* [Records to use]

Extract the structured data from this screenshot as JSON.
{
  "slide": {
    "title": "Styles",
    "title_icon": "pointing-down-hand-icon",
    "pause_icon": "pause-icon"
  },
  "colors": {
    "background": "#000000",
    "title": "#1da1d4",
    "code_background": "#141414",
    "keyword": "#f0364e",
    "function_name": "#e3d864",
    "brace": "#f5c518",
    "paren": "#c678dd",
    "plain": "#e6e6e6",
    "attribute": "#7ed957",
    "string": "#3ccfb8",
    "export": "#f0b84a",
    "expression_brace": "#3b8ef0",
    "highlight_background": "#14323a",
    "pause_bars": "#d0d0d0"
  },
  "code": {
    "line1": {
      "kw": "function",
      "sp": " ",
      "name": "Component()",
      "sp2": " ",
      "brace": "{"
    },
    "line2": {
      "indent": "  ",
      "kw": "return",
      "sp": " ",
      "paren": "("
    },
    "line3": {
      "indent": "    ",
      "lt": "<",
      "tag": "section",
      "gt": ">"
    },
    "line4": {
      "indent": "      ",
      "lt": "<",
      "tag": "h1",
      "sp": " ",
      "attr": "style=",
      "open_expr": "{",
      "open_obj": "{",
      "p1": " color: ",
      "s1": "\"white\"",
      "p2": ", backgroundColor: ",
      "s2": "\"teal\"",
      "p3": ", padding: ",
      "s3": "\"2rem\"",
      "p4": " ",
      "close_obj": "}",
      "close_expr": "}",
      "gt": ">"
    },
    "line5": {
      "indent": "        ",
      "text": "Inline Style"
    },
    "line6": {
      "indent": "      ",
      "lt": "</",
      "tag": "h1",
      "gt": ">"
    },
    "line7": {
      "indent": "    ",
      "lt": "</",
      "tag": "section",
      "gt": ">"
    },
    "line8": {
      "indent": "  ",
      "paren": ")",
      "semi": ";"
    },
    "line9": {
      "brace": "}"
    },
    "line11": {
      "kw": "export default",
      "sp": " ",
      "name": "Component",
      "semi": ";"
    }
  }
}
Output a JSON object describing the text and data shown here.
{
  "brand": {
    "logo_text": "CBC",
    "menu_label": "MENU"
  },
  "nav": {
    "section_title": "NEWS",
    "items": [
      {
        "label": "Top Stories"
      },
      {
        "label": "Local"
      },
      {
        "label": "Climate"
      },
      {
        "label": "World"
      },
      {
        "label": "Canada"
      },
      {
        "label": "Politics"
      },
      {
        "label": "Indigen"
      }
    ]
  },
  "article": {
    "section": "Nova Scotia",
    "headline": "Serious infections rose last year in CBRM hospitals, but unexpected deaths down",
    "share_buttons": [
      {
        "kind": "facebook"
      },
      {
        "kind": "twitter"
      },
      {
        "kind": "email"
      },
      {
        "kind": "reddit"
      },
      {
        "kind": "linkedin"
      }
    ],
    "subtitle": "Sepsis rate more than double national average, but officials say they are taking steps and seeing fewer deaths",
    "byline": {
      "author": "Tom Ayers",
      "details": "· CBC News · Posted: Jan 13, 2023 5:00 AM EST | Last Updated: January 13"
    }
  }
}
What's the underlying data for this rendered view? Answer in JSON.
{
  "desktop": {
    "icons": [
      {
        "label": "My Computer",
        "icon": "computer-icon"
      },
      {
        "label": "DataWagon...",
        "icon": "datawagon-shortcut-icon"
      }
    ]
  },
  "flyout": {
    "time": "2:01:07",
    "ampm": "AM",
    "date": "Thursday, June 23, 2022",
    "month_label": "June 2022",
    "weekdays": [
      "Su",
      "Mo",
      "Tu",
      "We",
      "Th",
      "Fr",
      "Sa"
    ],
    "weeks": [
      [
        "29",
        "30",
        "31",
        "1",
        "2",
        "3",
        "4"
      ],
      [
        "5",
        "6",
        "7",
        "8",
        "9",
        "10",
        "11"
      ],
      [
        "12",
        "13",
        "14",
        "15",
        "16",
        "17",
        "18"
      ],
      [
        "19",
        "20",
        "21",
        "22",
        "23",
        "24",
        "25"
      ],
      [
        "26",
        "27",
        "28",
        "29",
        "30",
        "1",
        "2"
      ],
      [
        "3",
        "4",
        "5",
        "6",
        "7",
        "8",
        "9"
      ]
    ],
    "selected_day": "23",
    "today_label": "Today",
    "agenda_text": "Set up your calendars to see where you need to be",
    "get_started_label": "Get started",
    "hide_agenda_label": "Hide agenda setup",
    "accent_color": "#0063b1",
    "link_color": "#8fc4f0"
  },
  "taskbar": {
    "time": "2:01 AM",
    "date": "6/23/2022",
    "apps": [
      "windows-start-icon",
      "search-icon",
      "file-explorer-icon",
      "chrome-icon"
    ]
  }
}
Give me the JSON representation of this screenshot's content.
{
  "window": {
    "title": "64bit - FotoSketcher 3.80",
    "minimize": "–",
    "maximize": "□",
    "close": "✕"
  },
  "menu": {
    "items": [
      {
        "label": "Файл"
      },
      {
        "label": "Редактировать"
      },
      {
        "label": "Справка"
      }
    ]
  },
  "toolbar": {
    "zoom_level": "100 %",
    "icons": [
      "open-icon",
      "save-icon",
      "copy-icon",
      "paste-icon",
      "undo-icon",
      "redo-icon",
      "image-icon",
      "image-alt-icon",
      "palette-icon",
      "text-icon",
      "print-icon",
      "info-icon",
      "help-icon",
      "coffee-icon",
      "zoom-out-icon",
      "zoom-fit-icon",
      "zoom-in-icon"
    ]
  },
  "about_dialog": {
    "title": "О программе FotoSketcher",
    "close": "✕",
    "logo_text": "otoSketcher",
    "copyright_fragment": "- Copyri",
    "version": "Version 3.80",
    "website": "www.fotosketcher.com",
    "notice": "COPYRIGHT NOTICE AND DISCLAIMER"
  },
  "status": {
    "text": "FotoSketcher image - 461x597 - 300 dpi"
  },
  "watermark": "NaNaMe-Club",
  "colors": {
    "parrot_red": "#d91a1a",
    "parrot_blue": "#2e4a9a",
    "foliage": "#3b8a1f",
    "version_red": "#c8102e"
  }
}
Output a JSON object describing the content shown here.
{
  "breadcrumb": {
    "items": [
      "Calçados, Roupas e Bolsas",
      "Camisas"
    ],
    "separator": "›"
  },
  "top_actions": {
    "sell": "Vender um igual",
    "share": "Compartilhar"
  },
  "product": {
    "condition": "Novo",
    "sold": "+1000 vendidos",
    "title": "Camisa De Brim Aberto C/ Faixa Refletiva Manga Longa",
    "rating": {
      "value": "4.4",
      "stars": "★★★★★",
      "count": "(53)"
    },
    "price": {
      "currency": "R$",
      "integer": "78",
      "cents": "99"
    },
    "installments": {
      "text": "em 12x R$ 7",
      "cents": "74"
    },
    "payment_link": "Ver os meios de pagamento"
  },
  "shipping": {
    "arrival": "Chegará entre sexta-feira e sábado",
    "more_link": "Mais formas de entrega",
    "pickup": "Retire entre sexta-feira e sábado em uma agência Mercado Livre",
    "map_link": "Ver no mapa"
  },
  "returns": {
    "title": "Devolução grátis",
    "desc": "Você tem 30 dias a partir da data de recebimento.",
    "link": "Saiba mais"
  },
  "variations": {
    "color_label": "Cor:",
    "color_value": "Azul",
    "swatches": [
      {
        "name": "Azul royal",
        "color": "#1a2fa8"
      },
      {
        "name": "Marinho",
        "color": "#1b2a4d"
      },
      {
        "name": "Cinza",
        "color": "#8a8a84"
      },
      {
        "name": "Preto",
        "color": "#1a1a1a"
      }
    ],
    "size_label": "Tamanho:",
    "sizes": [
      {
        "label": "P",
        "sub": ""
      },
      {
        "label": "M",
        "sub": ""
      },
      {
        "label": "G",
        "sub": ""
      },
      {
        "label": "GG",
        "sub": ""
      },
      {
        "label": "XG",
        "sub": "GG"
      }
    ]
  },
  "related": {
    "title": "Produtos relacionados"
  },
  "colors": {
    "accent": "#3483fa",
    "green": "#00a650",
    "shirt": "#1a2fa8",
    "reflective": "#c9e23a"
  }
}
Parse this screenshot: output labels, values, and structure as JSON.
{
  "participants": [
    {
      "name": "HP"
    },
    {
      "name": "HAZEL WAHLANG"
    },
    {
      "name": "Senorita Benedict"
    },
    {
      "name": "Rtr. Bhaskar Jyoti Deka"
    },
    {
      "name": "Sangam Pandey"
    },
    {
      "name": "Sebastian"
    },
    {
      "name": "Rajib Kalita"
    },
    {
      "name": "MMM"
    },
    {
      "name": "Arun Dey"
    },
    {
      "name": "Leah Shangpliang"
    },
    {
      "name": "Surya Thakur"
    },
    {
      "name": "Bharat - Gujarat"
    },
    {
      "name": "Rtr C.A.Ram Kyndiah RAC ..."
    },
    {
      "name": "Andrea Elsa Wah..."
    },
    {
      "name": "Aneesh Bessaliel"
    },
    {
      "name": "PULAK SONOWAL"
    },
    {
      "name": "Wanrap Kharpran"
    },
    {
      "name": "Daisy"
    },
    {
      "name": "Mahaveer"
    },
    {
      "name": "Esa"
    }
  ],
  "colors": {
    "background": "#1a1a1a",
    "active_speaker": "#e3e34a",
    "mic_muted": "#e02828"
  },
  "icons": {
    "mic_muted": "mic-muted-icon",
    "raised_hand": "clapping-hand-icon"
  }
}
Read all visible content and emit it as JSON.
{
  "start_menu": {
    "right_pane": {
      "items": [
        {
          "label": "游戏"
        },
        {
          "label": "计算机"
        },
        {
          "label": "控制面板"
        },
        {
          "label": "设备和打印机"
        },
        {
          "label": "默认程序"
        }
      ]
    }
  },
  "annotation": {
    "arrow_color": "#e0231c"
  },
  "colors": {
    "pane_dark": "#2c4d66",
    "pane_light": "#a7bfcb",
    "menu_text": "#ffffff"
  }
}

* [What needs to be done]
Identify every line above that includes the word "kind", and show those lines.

* [Exercise result]
        "kind": "facebook"
        "kind": "twitter"
        "kind": "email"
        "kind": "reddit"
        "kind": "linkedin"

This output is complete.